• WHAT YOU NEED TO DO
Filter the entries down to the lines holding "JSON", then copy those lines.

Interface dataset entries
BEGIN

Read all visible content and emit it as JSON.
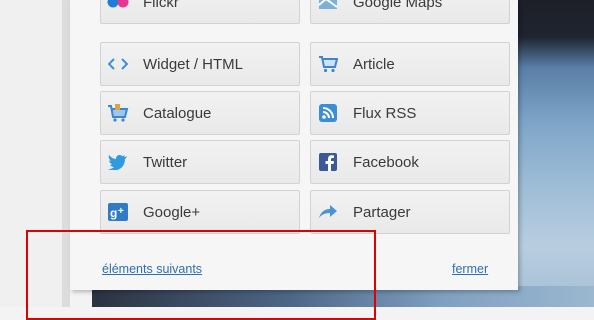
{
  "tiles": [
    {
      "label": "Flickr",
      "icon": "flickr-icon"
    },
    {
      "label": "Google Maps",
      "icon": "google-maps-icon"
    },
    {
      "label": "Widget / HTML",
      "icon": "code-icon"
    },
    {
      "label": "Article",
      "icon": "cart-icon"
    },
    {
      "label": "Catalogue",
      "icon": "catalogue-icon"
    },
    {
      "label": "Flux RSS",
      "icon": "rss-icon"
    },
    {
      "label": "Twitter",
      "icon": "twitter-icon"
    },
    {
      "label": "Facebook",
      "icon": "facebook-icon"
    },
    {
      "label": "Google+",
      "icon": "google-plus-icon"
    },
    {
      "label": "Partager",
      "icon": "share-icon"
    }
  ],
  "footer": {
    "next_label": "éléments suivants",
    "close_label": "fermer"
  },
  "colors": {
    "link": "#2d6fb1",
    "highlight_box": "#e00000"
  }
}
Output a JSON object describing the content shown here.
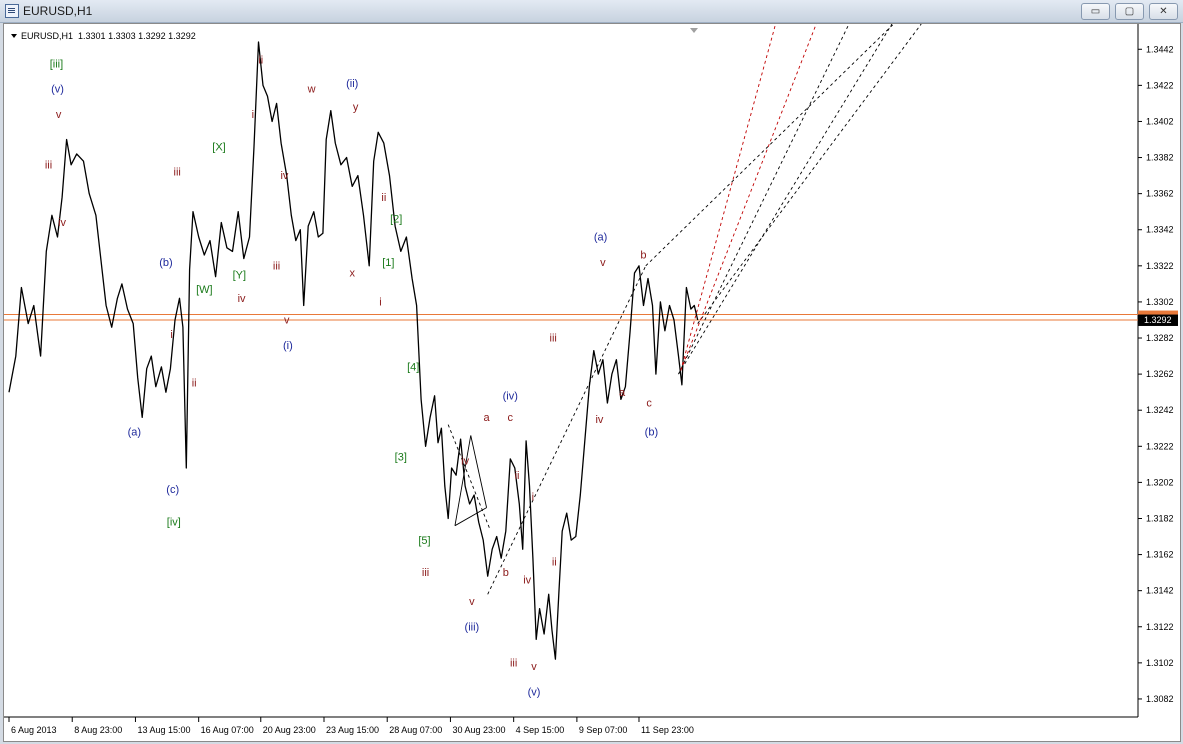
{
  "window": {
    "title": "EURUSD,H1",
    "minimize": "▭",
    "restore": "▢",
    "close": "✕"
  },
  "colors": {
    "price": "#000000",
    "grid": "#ffffff",
    "hline": "#e8793a",
    "waveBrown": "#8b1a1a",
    "waveBlue": "#1f2a9c",
    "waveGreen": "#1a7a1a",
    "channel": "#000000",
    "redChannel": "#c00000",
    "bidBg": "#000000"
  },
  "chart_data": {
    "type": "line",
    "title": "EURUSD,H1",
    "ohlc_label": {
      "open": "1.3301",
      "high": "1.3303",
      "low": "1.3292",
      "close": "1.3292"
    },
    "current_price_label": "1.3292",
    "hidden_price_label": "1.3295",
    "ylim": [
      1.3072,
      1.3456
    ],
    "xlim": [
      0,
      100
    ],
    "y_ticks": [
      "1.3442",
      "1.3422",
      "1.3402",
      "1.3382",
      "1.3362",
      "1.3342",
      "1.3322",
      "1.3302",
      "1.3282",
      "1.3262",
      "1.3242",
      "1.3222",
      "1.3202",
      "1.3182",
      "1.3162",
      "1.3142",
      "1.3122",
      "1.3102",
      "1.3082"
    ],
    "x_ticks": [
      {
        "label": "6 Aug 2013",
        "x": 0
      },
      {
        "label": "8 Aug 23:00",
        "x": 5.6
      },
      {
        "label": "13 Aug 15:00",
        "x": 11.2
      },
      {
        "label": "16 Aug 07:00",
        "x": 16.8
      },
      {
        "label": "20 Aug 23:00",
        "x": 22.3
      },
      {
        "label": "23 Aug 15:00",
        "x": 27.9
      },
      {
        "label": "28 Aug 07:00",
        "x": 33.5
      },
      {
        "label": "30 Aug 23:00",
        "x": 39.1
      },
      {
        "label": "4 Sep 15:00",
        "x": 44.7
      },
      {
        "label": "9 Sep 07:00",
        "x": 50.3
      },
      {
        "label": "11 Sep 23:00",
        "x": 55.8
      }
    ],
    "price_path": [
      [
        0,
        1.3252
      ],
      [
        0.6,
        1.3272
      ],
      [
        1.1,
        1.331
      ],
      [
        1.7,
        1.329
      ],
      [
        2.2,
        1.33
      ],
      [
        2.8,
        1.3272
      ],
      [
        3.3,
        1.333
      ],
      [
        3.8,
        1.335
      ],
      [
        4.3,
        1.3338
      ],
      [
        4.7,
        1.336
      ],
      [
        5.1,
        1.3392
      ],
      [
        5.5,
        1.3378
      ],
      [
        6.0,
        1.3384
      ],
      [
        6.6,
        1.338
      ],
      [
        7.1,
        1.3362
      ],
      [
        7.7,
        1.335
      ],
      [
        8.2,
        1.3322
      ],
      [
        8.6,
        1.33
      ],
      [
        9.1,
        1.3288
      ],
      [
        9.6,
        1.3304
      ],
      [
        10.0,
        1.3312
      ],
      [
        10.5,
        1.3298
      ],
      [
        11.0,
        1.329
      ],
      [
        11.4,
        1.326
      ],
      [
        11.8,
        1.3238
      ],
      [
        12.2,
        1.3265
      ],
      [
        12.6,
        1.3272
      ],
      [
        13.0,
        1.3255
      ],
      [
        13.5,
        1.3266
      ],
      [
        13.9,
        1.3252
      ],
      [
        14.3,
        1.3265
      ],
      [
        14.7,
        1.3292
      ],
      [
        15.1,
        1.3304
      ],
      [
        15.4,
        1.3288
      ],
      [
        15.7,
        1.321
      ],
      [
        16.0,
        1.332
      ],
      [
        16.3,
        1.3352
      ],
      [
        16.8,
        1.3338
      ],
      [
        17.3,
        1.3328
      ],
      [
        17.8,
        1.3336
      ],
      [
        18.3,
        1.3316
      ],
      [
        18.8,
        1.3346
      ],
      [
        19.3,
        1.3332
      ],
      [
        19.8,
        1.333
      ],
      [
        20.3,
        1.3352
      ],
      [
        20.8,
        1.3326
      ],
      [
        21.3,
        1.3338
      ],
      [
        21.7,
        1.3388
      ],
      [
        22.1,
        1.3446
      ],
      [
        22.5,
        1.3422
      ],
      [
        22.9,
        1.3416
      ],
      [
        23.3,
        1.3402
      ],
      [
        23.7,
        1.3412
      ],
      [
        24.1,
        1.339
      ],
      [
        24.6,
        1.3372
      ],
      [
        25.0,
        1.335
      ],
      [
        25.4,
        1.3336
      ],
      [
        25.8,
        1.3342
      ],
      [
        26.1,
        1.33
      ],
      [
        26.5,
        1.3344
      ],
      [
        27.0,
        1.3352
      ],
      [
        27.4,
        1.3338
      ],
      [
        27.8,
        1.334
      ],
      [
        28.1,
        1.3392
      ],
      [
        28.5,
        1.3408
      ],
      [
        28.9,
        1.339
      ],
      [
        29.4,
        1.3378
      ],
      [
        29.9,
        1.3382
      ],
      [
        30.4,
        1.3366
      ],
      [
        30.9,
        1.3372
      ],
      [
        31.4,
        1.335
      ],
      [
        31.9,
        1.3322
      ],
      [
        32.3,
        1.338
      ],
      [
        32.7,
        1.3396
      ],
      [
        33.2,
        1.339
      ],
      [
        33.7,
        1.3372
      ],
      [
        34.2,
        1.3344
      ],
      [
        34.7,
        1.333
      ],
      [
        35.2,
        1.3338
      ],
      [
        35.7,
        1.3315
      ],
      [
        36.1,
        1.33
      ],
      [
        36.5,
        1.3248
      ],
      [
        36.9,
        1.3222
      ],
      [
        37.3,
        1.3238
      ],
      [
        37.7,
        1.325
      ],
      [
        38.0,
        1.3224
      ],
      [
        38.3,
        1.3232
      ],
      [
        38.6,
        1.32
      ],
      [
        38.9,
        1.3182
      ],
      [
        39.2,
        1.321
      ],
      [
        39.6,
        1.3206
      ],
      [
        40.0,
        1.3226
      ],
      [
        40.4,
        1.32
      ],
      [
        40.8,
        1.319
      ],
      [
        41.2,
        1.3195
      ],
      [
        41.6,
        1.318
      ],
      [
        42.0,
        1.317
      ],
      [
        42.4,
        1.315
      ],
      [
        42.8,
        1.3165
      ],
      [
        43.2,
        1.3172
      ],
      [
        43.6,
        1.316
      ],
      [
        44.0,
        1.3175
      ],
      [
        44.4,
        1.3215
      ],
      [
        44.8,
        1.321
      ],
      [
        45.2,
        1.319
      ],
      [
        45.5,
        1.3165
      ],
      [
        45.8,
        1.3225
      ],
      [
        46.1,
        1.32
      ],
      [
        46.4,
        1.316
      ],
      [
        46.7,
        1.3115
      ],
      [
        47.0,
        1.3132
      ],
      [
        47.4,
        1.3118
      ],
      [
        47.8,
        1.314
      ],
      [
        48.1,
        1.312
      ],
      [
        48.4,
        1.3104
      ],
      [
        48.7,
        1.314
      ],
      [
        49.0,
        1.3175
      ],
      [
        49.4,
        1.3185
      ],
      [
        49.8,
        1.317
      ],
      [
        50.2,
        1.3172
      ],
      [
        50.6,
        1.3195
      ],
      [
        51.0,
        1.3225
      ],
      [
        51.4,
        1.3255
      ],
      [
        51.8,
        1.3275
      ],
      [
        52.2,
        1.3262
      ],
      [
        52.6,
        1.327
      ],
      [
        53.0,
        1.3246
      ],
      [
        53.4,
        1.3262
      ],
      [
        53.8,
        1.327
      ],
      [
        54.2,
        1.3248
      ],
      [
        54.6,
        1.3255
      ],
      [
        55.0,
        1.3285
      ],
      [
        55.4,
        1.3318
      ],
      [
        55.8,
        1.3322
      ],
      [
        56.2,
        1.33
      ],
      [
        56.6,
        1.3315
      ],
      [
        57.0,
        1.33
      ],
      [
        57.3,
        1.3262
      ],
      [
        57.7,
        1.3302
      ],
      [
        58.1,
        1.3286
      ],
      [
        58.5,
        1.33
      ],
      [
        58.9,
        1.3292
      ],
      [
        59.3,
        1.3272
      ],
      [
        59.6,
        1.3256
      ],
      [
        60.0,
        1.331
      ],
      [
        60.4,
        1.3298
      ],
      [
        60.7,
        1.33
      ],
      [
        61.0,
        1.3292
      ]
    ],
    "horizontal_lines": [
      1.3295,
      1.3292
    ],
    "trend_lines": [
      {
        "style": "solid",
        "color": "channel",
        "x1": 39.5,
        "y1": 1.3178,
        "x2": 42.3,
        "y2": 1.3188
      },
      {
        "style": "solid",
        "color": "channel",
        "x1": 39.5,
        "y1": 1.3178,
        "x2": 40.9,
        "y2": 1.3228
      },
      {
        "style": "solid",
        "color": "channel",
        "x1": 40.9,
        "y1": 1.3228,
        "x2": 42.3,
        "y2": 1.3188
      },
      {
        "style": "dashed",
        "color": "channel",
        "x1": 38.9,
        "y1": 1.3234,
        "x2": 42.6,
        "y2": 1.3176
      },
      {
        "style": "dashed",
        "color": "channel",
        "x1": 42.4,
        "y1": 1.314,
        "x2": 56.4,
        "y2": 1.3322
      },
      {
        "style": "dashed",
        "color": "channel",
        "x1": 56.4,
        "y1": 1.3322,
        "x2": 79.5,
        "y2": 1.3463
      },
      {
        "style": "dashed",
        "color": "channel",
        "x1": 59.3,
        "y1": 1.3262,
        "x2": 78.2,
        "y2": 1.3456
      },
      {
        "style": "dashed",
        "color": "channel",
        "x1": 59.3,
        "y1": 1.3262,
        "x2": 74.4,
        "y2": 1.3456
      },
      {
        "style": "dashed",
        "color": "channel",
        "x1": 61.0,
        "y1": 1.329,
        "x2": 80.8,
        "y2": 1.3456
      },
      {
        "style": "dashed",
        "color": "redChannel",
        "x1": 59.5,
        "y1": 1.3264,
        "x2": 71.5,
        "y2": 1.3456
      },
      {
        "style": "dashed",
        "color": "redChannel",
        "x1": 59.5,
        "y1": 1.3264,
        "x2": 67.9,
        "y2": 1.3456
      }
    ],
    "wave_labels": [
      {
        "text": "[iii]",
        "x": 4.2,
        "y": 1.3432,
        "color": "waveGreen"
      },
      {
        "text": "(v)",
        "x": 4.3,
        "y": 1.3418,
        "color": "waveBlue"
      },
      {
        "text": "v",
        "x": 4.4,
        "y": 1.3404,
        "color": "waveBrown"
      },
      {
        "text": "iii",
        "x": 3.5,
        "y": 1.3376,
        "color": "waveBrown"
      },
      {
        "text": "iv",
        "x": 4.7,
        "y": 1.3344,
        "color": "waveBrown"
      },
      {
        "text": "(a)",
        "x": 11.1,
        "y": 1.3228,
        "color": "waveBlue"
      },
      {
        "text": "(b)",
        "x": 13.9,
        "y": 1.3322,
        "color": "waveBlue"
      },
      {
        "text": "i",
        "x": 14.4,
        "y": 1.3282,
        "color": "waveBrown"
      },
      {
        "text": "ii",
        "x": 16.4,
        "y": 1.3255,
        "color": "waveBrown"
      },
      {
        "text": "(c)",
        "x": 14.5,
        "y": 1.3196,
        "color": "waveBlue"
      },
      {
        "text": "[iv]",
        "x": 14.6,
        "y": 1.3178,
        "color": "waveGreen"
      },
      {
        "text": "iii",
        "x": 14.9,
        "y": 1.3372,
        "color": "waveBrown"
      },
      {
        "text": "[X]",
        "x": 18.6,
        "y": 1.3386,
        "color": "waveGreen"
      },
      {
        "text": "[W]",
        "x": 17.3,
        "y": 1.3307,
        "color": "waveGreen"
      },
      {
        "text": "[Y]",
        "x": 20.4,
        "y": 1.3315,
        "color": "waveGreen"
      },
      {
        "text": "iv",
        "x": 20.6,
        "y": 1.3302,
        "color": "waveBrown"
      },
      {
        "text": "ii",
        "x": 22.3,
        "y": 1.3434,
        "color": "waveBrown"
      },
      {
        "text": "i",
        "x": 21.6,
        "y": 1.3404,
        "color": "waveBrown"
      },
      {
        "text": "iv",
        "x": 24.4,
        "y": 1.337,
        "color": "waveBrown"
      },
      {
        "text": "iii",
        "x": 23.7,
        "y": 1.332,
        "color": "waveBrown"
      },
      {
        "text": "v",
        "x": 24.6,
        "y": 1.329,
        "color": "waveBrown"
      },
      {
        "text": "(i)",
        "x": 24.7,
        "y": 1.3276,
        "color": "waveBlue"
      },
      {
        "text": "w",
        "x": 26.8,
        "y": 1.3418,
        "color": "waveBrown"
      },
      {
        "text": "(ii)",
        "x": 30.4,
        "y": 1.3421,
        "color": "waveBlue"
      },
      {
        "text": "y",
        "x": 30.7,
        "y": 1.3408,
        "color": "waveBrown"
      },
      {
        "text": "x",
        "x": 30.4,
        "y": 1.3316,
        "color": "waveBrown"
      },
      {
        "text": "ii",
        "x": 33.2,
        "y": 1.3358,
        "color": "waveBrown"
      },
      {
        "text": "[2]",
        "x": 34.3,
        "y": 1.3346,
        "color": "waveGreen"
      },
      {
        "text": "[1]",
        "x": 33.6,
        "y": 1.3322,
        "color": "waveGreen"
      },
      {
        "text": "i",
        "x": 32.9,
        "y": 1.33,
        "color": "waveBrown"
      },
      {
        "text": "[4]",
        "x": 35.8,
        "y": 1.3264,
        "color": "waveGreen"
      },
      {
        "text": "[3]",
        "x": 34.7,
        "y": 1.3214,
        "color": "waveGreen"
      },
      {
        "text": "[5]",
        "x": 36.8,
        "y": 1.3168,
        "color": "waveGreen"
      },
      {
        "text": "iii",
        "x": 36.9,
        "y": 1.315,
        "color": "waveBrown"
      },
      {
        "text": "iv",
        "x": 40.4,
        "y": 1.3212,
        "color": "waveBrown"
      },
      {
        "text": "v",
        "x": 41.0,
        "y": 1.3134,
        "color": "waveBrown"
      },
      {
        "text": "(iii)",
        "x": 41.0,
        "y": 1.312,
        "color": "waveBlue"
      },
      {
        "text": "a",
        "x": 42.3,
        "y": 1.3236,
        "color": "waveBrown"
      },
      {
        "text": "(iv)",
        "x": 44.4,
        "y": 1.3248,
        "color": "waveBlue"
      },
      {
        "text": "c",
        "x": 44.4,
        "y": 1.3236,
        "color": "waveBrown"
      },
      {
        "text": "ii",
        "x": 45.0,
        "y": 1.3204,
        "color": "waveBrown"
      },
      {
        "text": "i",
        "x": 46.4,
        "y": 1.3192,
        "color": "waveBrown"
      },
      {
        "text": "b",
        "x": 44.0,
        "y": 1.315,
        "color": "waveBrown"
      },
      {
        "text": "iv",
        "x": 45.9,
        "y": 1.3146,
        "color": "waveBrown"
      },
      {
        "text": "ii",
        "x": 48.3,
        "y": 1.3156,
        "color": "waveBrown"
      },
      {
        "text": "iii",
        "x": 44.7,
        "y": 1.31,
        "color": "waveBrown"
      },
      {
        "text": "v",
        "x": 46.5,
        "y": 1.3098,
        "color": "waveBrown"
      },
      {
        "text": "(v)",
        "x": 46.5,
        "y": 1.3084,
        "color": "waveBlue"
      },
      {
        "text": "iii",
        "x": 48.2,
        "y": 1.328,
        "color": "waveBrown"
      },
      {
        "text": "(a)",
        "x": 52.4,
        "y": 1.3336,
        "color": "waveBlue"
      },
      {
        "text": "v",
        "x": 52.6,
        "y": 1.3322,
        "color": "waveBrown"
      },
      {
        "text": "b",
        "x": 56.2,
        "y": 1.3326,
        "color": "waveBrown"
      },
      {
        "text": "iv",
        "x": 52.3,
        "y": 1.3235,
        "color": "waveBrown"
      },
      {
        "text": "a",
        "x": 54.3,
        "y": 1.325,
        "color": "waveBrown"
      },
      {
        "text": "c",
        "x": 56.7,
        "y": 1.3244,
        "color": "waveBrown"
      },
      {
        "text": "(b)",
        "x": 56.9,
        "y": 1.3228,
        "color": "waveBlue"
      }
    ]
  }
}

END

• OUTPUT
Read all visible content and emit it as JSON.
Output a JSON object describing the content shown here.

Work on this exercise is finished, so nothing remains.